TASK BRIEF: Look through the entries below and show every line containing the word "Traceability".
DATA RECORDS section start
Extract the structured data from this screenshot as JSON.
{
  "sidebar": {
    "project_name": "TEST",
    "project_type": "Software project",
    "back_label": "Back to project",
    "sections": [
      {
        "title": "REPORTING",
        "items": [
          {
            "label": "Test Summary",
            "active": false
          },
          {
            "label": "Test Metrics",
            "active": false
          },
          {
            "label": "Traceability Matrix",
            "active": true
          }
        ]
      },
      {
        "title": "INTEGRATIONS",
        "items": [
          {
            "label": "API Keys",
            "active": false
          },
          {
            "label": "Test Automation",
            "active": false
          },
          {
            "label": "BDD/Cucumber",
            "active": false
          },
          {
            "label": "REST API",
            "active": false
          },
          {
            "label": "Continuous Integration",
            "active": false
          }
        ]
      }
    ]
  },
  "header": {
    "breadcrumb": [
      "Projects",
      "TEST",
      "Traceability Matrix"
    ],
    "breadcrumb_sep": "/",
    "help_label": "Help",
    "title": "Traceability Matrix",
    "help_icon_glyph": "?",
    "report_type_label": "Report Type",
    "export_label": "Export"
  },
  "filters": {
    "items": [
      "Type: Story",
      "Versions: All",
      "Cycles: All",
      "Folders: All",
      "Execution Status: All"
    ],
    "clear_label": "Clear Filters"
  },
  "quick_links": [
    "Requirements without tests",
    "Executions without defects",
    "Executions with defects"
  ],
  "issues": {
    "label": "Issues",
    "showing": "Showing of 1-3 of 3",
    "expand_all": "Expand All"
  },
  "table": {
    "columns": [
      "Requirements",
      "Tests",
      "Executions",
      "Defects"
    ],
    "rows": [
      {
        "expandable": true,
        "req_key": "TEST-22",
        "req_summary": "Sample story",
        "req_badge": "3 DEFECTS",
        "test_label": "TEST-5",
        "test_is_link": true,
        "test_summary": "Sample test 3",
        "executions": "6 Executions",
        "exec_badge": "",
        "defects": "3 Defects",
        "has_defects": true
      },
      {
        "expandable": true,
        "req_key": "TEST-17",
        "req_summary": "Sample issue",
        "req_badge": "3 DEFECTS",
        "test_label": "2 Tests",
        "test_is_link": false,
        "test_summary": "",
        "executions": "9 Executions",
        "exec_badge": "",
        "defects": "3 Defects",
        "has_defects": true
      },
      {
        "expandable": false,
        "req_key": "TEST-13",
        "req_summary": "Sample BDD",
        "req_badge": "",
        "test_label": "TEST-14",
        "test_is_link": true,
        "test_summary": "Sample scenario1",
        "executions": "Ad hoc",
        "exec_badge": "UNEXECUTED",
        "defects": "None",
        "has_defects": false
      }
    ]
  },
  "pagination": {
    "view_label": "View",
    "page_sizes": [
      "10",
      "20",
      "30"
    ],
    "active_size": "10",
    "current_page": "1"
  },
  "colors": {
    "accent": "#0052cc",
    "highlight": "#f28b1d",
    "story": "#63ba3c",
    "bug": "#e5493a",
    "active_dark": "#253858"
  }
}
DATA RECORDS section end
TASK RESULT:
            "label": "Traceability Matrix",
      "Traceability Matrix"
    "title": "Traceability Matrix",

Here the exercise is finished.